Exercise brief - From the entries below, give the number of lines where the word "this" occurs, and nothing else.

Data extracted from a collection:

########

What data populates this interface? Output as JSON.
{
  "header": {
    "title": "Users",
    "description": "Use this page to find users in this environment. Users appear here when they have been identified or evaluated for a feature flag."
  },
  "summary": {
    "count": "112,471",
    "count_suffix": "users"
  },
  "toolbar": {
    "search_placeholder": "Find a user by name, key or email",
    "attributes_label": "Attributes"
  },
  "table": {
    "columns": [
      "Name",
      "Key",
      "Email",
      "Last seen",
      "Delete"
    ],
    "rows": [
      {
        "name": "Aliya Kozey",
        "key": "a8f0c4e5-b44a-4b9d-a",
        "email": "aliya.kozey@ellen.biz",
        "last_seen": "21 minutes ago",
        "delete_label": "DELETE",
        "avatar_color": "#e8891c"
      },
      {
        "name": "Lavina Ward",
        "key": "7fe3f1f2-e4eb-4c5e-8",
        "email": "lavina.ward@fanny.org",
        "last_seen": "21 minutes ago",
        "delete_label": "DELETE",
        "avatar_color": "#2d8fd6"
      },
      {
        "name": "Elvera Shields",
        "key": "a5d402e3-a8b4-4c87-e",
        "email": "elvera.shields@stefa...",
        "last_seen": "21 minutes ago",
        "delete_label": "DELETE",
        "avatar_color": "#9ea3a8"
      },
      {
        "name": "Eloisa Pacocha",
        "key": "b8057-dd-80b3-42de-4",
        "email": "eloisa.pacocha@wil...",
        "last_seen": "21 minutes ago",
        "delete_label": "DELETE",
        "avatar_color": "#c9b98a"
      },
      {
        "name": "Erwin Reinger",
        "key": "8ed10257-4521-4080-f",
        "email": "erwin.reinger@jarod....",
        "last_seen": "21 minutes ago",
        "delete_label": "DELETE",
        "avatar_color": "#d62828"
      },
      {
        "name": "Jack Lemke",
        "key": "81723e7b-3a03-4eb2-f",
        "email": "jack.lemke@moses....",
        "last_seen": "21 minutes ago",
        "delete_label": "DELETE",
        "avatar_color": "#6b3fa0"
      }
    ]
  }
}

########

Solution - 2